### Directions for this task
Copy out each line of the entries below in which the string "Address" appears.

[Items from a data source]
* * * *
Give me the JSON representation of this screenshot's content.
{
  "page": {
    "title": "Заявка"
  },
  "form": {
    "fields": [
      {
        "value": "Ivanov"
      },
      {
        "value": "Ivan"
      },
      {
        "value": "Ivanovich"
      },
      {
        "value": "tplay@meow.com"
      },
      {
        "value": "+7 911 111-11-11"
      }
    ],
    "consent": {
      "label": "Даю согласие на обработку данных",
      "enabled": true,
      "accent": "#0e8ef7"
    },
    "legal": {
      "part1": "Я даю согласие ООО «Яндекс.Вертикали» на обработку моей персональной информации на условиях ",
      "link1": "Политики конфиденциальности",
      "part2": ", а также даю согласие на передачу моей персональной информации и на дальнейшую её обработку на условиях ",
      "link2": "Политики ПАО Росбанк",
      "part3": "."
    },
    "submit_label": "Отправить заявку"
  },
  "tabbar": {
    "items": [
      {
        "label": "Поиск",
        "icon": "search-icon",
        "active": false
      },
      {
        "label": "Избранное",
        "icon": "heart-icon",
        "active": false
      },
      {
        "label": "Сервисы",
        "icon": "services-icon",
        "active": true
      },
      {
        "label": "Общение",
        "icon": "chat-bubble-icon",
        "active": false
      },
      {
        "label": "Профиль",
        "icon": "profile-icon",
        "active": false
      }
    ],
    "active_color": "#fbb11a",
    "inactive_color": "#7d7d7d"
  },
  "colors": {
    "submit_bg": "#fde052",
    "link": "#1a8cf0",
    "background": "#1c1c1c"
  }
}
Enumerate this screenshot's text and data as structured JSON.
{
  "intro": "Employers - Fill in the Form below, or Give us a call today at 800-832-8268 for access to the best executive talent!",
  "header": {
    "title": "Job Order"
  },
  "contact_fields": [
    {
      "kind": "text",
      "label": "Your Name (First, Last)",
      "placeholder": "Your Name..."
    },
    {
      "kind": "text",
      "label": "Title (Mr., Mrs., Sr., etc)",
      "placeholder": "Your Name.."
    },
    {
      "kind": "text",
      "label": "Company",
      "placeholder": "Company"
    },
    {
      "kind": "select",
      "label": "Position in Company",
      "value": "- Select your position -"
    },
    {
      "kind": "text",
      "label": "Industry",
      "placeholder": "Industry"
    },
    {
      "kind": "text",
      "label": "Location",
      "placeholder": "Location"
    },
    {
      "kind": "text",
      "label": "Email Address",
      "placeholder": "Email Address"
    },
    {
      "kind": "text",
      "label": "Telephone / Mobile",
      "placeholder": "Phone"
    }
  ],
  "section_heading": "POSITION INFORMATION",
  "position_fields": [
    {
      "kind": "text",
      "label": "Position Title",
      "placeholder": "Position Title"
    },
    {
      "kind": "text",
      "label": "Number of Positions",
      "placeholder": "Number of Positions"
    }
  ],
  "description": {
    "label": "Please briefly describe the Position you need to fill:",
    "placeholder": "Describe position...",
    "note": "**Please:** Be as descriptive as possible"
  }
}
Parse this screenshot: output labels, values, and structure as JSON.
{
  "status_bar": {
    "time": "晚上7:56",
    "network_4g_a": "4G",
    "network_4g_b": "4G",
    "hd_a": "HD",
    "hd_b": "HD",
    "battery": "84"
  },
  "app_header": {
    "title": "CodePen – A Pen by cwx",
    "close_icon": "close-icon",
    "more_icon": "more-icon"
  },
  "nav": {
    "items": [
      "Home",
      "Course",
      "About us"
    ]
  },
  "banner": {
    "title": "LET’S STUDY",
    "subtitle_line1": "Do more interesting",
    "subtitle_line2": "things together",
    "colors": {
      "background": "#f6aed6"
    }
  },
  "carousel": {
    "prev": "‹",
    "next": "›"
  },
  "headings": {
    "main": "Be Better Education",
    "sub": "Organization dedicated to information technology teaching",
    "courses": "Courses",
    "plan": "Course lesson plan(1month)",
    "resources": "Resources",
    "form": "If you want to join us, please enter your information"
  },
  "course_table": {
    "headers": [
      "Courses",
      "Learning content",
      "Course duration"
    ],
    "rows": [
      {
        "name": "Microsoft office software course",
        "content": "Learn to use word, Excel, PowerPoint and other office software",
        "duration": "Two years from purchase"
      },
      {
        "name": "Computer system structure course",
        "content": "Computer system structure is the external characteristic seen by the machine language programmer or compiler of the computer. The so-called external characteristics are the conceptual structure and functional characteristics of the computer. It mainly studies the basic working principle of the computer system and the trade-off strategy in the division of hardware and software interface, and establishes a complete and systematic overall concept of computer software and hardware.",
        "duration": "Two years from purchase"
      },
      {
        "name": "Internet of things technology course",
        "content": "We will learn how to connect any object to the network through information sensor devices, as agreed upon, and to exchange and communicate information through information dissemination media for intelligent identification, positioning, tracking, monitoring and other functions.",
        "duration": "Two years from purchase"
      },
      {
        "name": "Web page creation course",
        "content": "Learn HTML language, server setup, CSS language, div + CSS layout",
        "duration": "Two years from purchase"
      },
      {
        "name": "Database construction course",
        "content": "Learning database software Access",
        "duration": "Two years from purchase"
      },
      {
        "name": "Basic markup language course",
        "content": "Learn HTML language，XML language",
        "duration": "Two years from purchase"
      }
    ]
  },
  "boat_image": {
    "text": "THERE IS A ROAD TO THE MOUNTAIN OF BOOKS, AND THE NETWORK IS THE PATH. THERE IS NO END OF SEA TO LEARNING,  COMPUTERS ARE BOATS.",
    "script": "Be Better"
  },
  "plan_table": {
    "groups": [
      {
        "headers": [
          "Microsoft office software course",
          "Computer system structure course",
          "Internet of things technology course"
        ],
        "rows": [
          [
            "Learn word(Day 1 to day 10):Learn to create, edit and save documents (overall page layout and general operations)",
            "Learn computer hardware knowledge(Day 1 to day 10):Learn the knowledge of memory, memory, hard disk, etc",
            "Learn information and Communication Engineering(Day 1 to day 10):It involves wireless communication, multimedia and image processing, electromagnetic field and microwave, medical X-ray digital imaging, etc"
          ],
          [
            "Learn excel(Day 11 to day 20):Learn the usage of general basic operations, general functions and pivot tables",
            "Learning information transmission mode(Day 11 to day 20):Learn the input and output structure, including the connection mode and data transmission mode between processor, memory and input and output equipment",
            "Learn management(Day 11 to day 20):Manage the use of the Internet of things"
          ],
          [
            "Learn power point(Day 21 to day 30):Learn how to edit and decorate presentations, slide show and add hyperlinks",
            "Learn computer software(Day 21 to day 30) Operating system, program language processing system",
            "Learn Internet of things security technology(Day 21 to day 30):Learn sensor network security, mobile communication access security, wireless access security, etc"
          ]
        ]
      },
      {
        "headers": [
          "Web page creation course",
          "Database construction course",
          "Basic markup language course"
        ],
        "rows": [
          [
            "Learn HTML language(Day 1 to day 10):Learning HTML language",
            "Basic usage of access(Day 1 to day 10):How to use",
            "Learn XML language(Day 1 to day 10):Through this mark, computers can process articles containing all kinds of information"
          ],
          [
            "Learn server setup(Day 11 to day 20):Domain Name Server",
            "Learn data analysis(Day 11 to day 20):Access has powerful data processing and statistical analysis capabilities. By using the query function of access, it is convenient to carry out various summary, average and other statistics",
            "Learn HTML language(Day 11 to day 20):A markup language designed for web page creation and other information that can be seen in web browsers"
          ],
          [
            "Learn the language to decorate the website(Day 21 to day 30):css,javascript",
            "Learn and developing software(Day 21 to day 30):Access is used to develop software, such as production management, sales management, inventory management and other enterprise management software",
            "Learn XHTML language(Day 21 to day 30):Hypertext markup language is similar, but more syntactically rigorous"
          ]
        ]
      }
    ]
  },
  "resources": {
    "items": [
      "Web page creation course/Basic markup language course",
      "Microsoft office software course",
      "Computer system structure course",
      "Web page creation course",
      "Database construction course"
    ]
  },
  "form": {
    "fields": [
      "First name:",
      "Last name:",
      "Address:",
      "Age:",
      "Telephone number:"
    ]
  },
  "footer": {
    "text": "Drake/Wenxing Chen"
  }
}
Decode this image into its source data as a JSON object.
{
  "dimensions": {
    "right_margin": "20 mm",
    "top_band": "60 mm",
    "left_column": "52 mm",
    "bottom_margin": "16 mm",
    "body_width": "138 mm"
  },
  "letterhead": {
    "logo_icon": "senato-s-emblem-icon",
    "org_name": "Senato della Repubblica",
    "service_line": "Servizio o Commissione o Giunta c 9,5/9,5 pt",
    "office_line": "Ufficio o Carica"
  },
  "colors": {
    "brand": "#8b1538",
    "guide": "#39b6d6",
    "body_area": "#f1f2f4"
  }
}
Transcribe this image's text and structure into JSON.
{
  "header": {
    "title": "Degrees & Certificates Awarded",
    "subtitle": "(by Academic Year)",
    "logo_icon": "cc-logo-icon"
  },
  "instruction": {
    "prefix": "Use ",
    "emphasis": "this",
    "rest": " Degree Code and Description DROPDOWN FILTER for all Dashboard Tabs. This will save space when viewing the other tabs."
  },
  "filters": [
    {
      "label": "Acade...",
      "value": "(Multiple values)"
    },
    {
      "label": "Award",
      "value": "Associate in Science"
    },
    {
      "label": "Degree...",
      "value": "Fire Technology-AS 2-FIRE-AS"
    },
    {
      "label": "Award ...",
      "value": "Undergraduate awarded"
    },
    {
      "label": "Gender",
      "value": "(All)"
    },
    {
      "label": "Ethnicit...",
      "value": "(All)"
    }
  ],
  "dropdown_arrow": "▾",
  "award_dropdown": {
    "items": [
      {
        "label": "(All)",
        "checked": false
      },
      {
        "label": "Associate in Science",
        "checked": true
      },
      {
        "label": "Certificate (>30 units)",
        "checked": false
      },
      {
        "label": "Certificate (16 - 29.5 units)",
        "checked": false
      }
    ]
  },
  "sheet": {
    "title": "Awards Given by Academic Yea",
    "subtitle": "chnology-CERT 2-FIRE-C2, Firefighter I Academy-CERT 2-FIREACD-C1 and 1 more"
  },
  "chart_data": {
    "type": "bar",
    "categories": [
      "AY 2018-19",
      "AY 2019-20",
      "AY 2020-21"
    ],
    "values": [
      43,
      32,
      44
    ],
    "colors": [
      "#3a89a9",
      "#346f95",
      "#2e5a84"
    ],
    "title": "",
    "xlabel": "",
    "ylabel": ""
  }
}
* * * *
### Problem solution
      "label": "Email Address",
      "placeholder": "Email Address"
      "Address:",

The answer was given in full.